However, attitudes toward the drug have shifted dramatically in recent years, with the Pew Research Center reporting that 52 percent of Americans now believe marijuana should be legalized not just as medicine but for recreation. How long before we see the policy tides shifting that direction as well?
Unfortunately as it now stands, the federal government still nonsensically categorizes marijuana as being more harmful than cocaine. Our California marijuana lawyers believe it is much more a question of “When?” than “If?”
We aren’t the only ones to hold this position. Policy analysts from a round the county have said that rapidly shifting public attitudes – even across political lines that are sharply divided on other matters – are a precursor to changes to come.

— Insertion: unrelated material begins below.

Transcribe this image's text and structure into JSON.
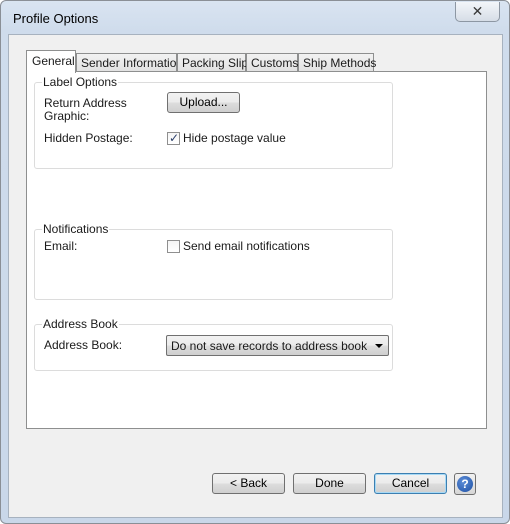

Some have predicted that by 2016, 1 out of 5 states will have legalized recreational marijuana for adults. Even columnist David Frum, who is a vocal critic of legalized marijuana, conceded that it won’t be long before half of all U.S. states will likely sanction marijuana for recreation.
Robert Mikos, a law professor focused on marijuana policy at Vanderbuilt University Law School, has been quoted as saying that while there are a lot of political forces at play, a game-changer is the U.S. Department of Justice’s recent announcement that it will not pursue criminal action marijuana industry insiders in states like Colorado and Washington, so long as there are strong regulatory measures in place.
Marijuana advocates across the nation have been emboldened by this news, and are now working diligently to draft regulatory policy that will meet the DOJ’s standards. Even in the south, North Carolina and even Mississippi recently decriminalized pot possession, and Florida is weighing a medical marijuana initiative.
Even the U.S. Treasury Department has announced it is looking at ways to ease its prosecutorial stance on banks that accept deposits and transfers from marijuana cultivators and distributors. (The fact that these operations have been forced to conduct most business in cash-only has left them vulnerable to armed robbery.)
California, as the first state to pass medical marijuana legislation, was expected to become a stoner wasteland. That never happened, though we have had our share of stumbles with regard to regulation. Still most people recognize that legalization, regulation and taxation are preferable to having it sold on the black market.
Another factor that may have provided some momentum was the Great Recession. States are cash-starved. Legislators see a cash crop. An opportunity for more jobs. A way to reduce expensive overcrowding in prisons. The drug war has failed. Even the most conservative among us can recognize when throwing good money after bad no longer makes sense.
The Justice Department is going to continue to investigate and prosecute drug-related crimes that occur outside the regulatory framework established by the states. The problem for California has been our patchwork of regulation left primarily to local governments. Without a strong, state-enforced system, growers, dispensaries and patients are going to continue to find themselves under pressure from federal prosecutors.
Until our policies can catch up with public opinion, our marijuana lawyers are prepared to defend the rights and interests of those in the industry.
The Los Angeles CANNABIS LAW Group represents growers, dispensaries, collectives, patients and those facing marijuana charges. Call us at 714-937-2050.
Legal marijuana: Will most states head that way? Sept. 17, 2013, By Patrick Jonsson, The Christian Science Monitor
More Blog Entries:
California Drug Sentencing Reform Bill Goes to Governor, Sept. 14, 2013, Los Angeles Marijuana Lawyer Blog